» Information shown
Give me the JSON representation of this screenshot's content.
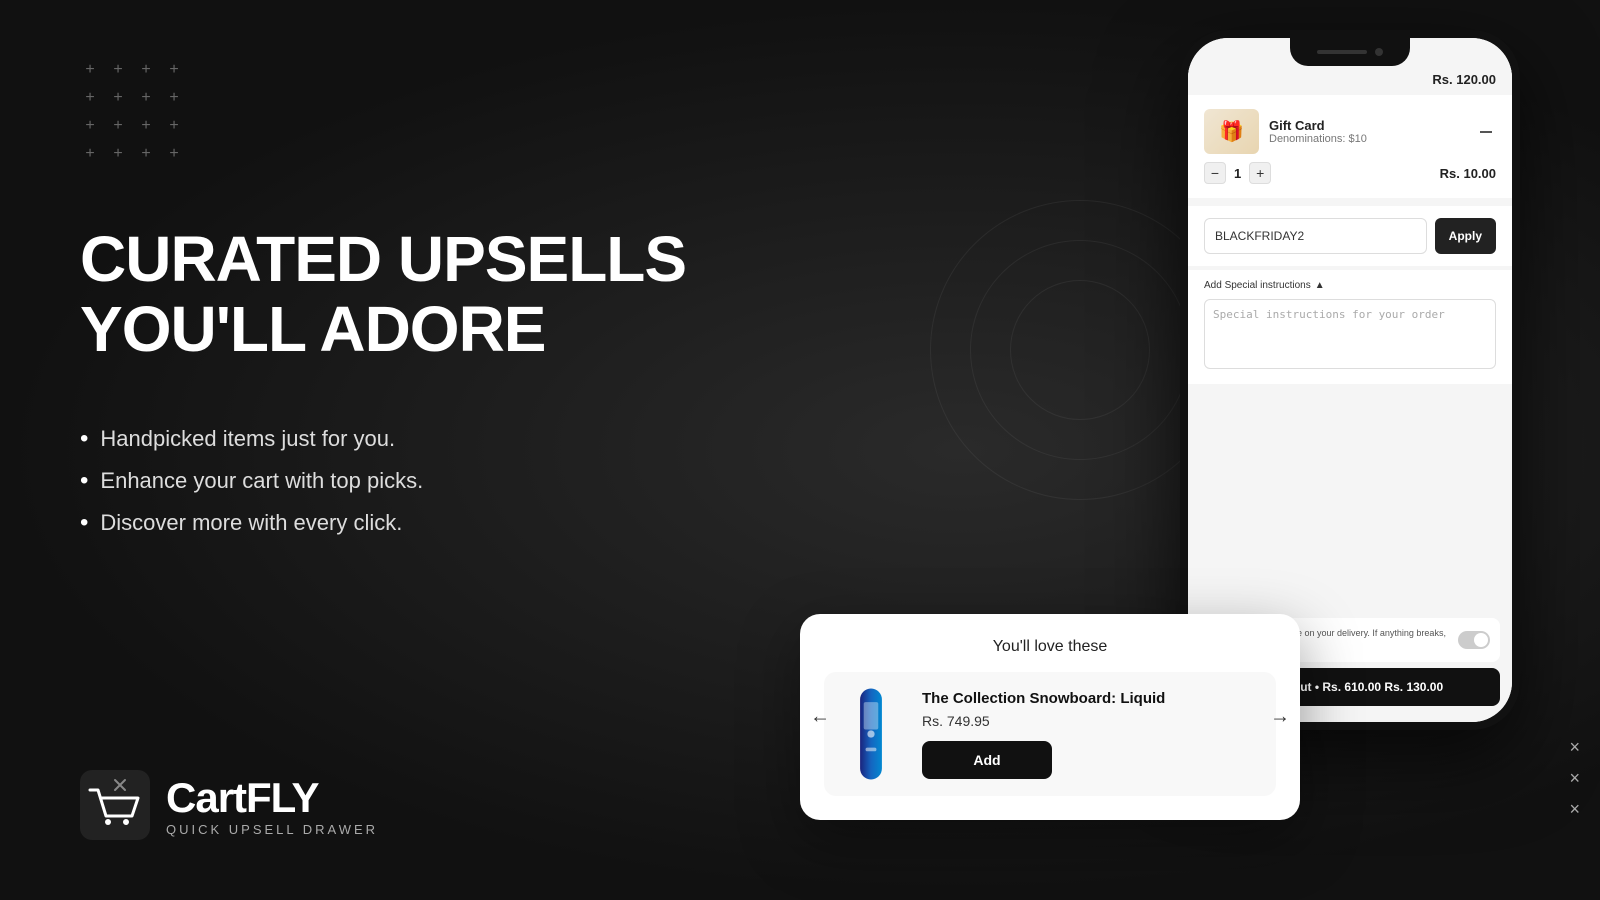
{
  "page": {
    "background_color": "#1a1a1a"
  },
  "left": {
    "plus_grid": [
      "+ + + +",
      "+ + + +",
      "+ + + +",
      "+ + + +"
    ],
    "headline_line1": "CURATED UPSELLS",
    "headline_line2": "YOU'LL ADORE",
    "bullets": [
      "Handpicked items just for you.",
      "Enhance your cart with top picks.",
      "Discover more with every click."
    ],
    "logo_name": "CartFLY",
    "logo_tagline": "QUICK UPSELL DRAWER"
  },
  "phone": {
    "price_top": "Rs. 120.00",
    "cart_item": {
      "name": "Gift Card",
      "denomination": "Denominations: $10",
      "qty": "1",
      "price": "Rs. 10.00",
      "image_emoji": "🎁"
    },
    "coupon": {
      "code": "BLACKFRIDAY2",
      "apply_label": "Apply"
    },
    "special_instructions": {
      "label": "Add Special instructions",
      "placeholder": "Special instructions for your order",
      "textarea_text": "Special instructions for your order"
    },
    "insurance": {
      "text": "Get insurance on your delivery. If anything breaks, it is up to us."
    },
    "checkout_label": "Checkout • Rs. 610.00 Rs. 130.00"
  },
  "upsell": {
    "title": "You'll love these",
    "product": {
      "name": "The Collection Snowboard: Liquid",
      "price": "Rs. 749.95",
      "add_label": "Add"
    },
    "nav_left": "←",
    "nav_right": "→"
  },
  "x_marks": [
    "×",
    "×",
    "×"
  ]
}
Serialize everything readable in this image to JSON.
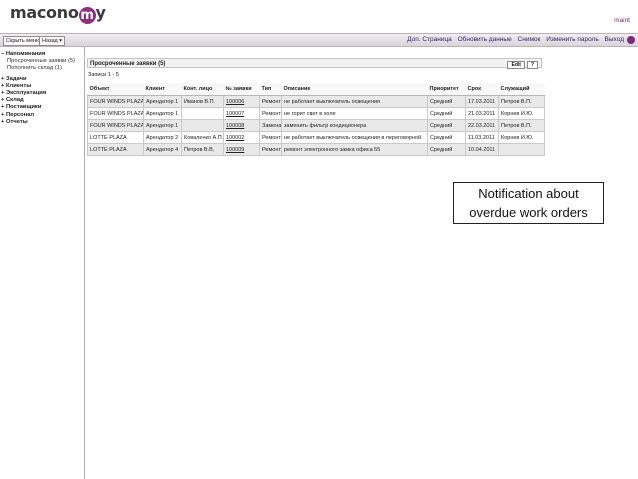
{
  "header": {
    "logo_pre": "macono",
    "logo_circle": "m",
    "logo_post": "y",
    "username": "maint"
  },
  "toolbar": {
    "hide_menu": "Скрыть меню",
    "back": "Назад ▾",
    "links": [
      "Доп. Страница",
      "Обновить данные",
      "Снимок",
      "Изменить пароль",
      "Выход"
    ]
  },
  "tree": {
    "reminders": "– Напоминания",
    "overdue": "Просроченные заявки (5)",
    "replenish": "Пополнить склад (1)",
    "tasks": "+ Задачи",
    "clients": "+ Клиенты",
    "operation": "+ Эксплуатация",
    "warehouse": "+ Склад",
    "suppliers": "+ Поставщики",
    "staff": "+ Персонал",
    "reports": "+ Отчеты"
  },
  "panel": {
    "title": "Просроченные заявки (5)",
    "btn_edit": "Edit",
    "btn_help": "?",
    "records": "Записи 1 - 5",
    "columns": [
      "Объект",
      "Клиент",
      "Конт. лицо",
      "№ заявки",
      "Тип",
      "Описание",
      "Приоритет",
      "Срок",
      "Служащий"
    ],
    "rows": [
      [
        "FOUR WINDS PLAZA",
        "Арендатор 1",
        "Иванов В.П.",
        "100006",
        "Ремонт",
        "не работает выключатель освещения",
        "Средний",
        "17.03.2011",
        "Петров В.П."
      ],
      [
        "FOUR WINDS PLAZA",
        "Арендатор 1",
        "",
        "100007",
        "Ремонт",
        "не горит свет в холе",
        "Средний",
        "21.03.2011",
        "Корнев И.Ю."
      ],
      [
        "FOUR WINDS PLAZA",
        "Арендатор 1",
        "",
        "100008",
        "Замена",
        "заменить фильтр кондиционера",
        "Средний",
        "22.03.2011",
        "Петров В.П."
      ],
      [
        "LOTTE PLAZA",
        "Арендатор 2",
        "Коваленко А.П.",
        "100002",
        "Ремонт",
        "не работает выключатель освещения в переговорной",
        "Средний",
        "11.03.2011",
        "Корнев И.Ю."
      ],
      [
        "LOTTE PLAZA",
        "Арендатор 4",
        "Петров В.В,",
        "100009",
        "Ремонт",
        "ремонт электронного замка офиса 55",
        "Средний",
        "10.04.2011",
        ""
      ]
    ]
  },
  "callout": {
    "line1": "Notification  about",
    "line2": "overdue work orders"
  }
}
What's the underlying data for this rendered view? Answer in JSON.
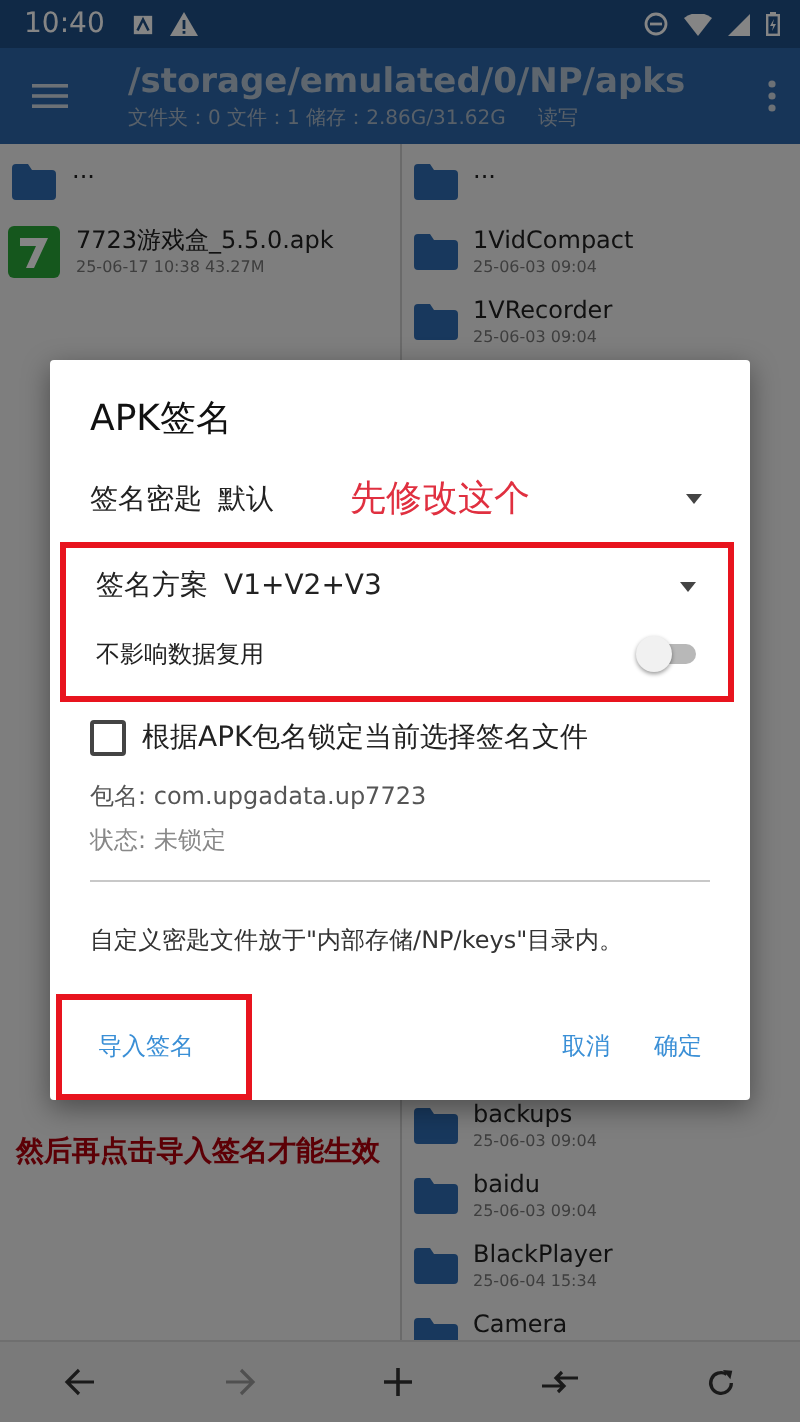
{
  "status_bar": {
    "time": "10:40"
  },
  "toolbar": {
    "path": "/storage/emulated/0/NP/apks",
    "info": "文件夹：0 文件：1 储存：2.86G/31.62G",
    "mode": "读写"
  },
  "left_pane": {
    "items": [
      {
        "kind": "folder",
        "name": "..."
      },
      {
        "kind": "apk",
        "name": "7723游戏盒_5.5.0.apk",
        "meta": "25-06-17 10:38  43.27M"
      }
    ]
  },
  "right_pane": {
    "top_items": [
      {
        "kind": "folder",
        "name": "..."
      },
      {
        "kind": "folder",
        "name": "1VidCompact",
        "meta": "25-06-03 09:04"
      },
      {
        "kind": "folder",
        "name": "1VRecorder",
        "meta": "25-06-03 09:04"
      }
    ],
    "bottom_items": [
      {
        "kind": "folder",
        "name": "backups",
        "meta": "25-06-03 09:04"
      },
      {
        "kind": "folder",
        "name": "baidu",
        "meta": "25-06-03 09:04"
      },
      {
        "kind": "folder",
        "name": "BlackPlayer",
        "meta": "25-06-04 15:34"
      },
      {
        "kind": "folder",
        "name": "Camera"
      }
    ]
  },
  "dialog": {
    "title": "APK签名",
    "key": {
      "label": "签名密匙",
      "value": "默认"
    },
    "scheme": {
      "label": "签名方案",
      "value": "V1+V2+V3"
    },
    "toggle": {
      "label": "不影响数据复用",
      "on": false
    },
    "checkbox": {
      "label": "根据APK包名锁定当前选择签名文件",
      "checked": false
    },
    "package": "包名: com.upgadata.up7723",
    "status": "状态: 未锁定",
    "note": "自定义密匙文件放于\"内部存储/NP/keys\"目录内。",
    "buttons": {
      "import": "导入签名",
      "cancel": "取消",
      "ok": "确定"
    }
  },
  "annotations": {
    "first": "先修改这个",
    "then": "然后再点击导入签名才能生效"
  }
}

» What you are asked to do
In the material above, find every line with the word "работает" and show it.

» Response to this exercise
        "не работает выключатель освещения",
        "не работает выключатель освещения в переговорной",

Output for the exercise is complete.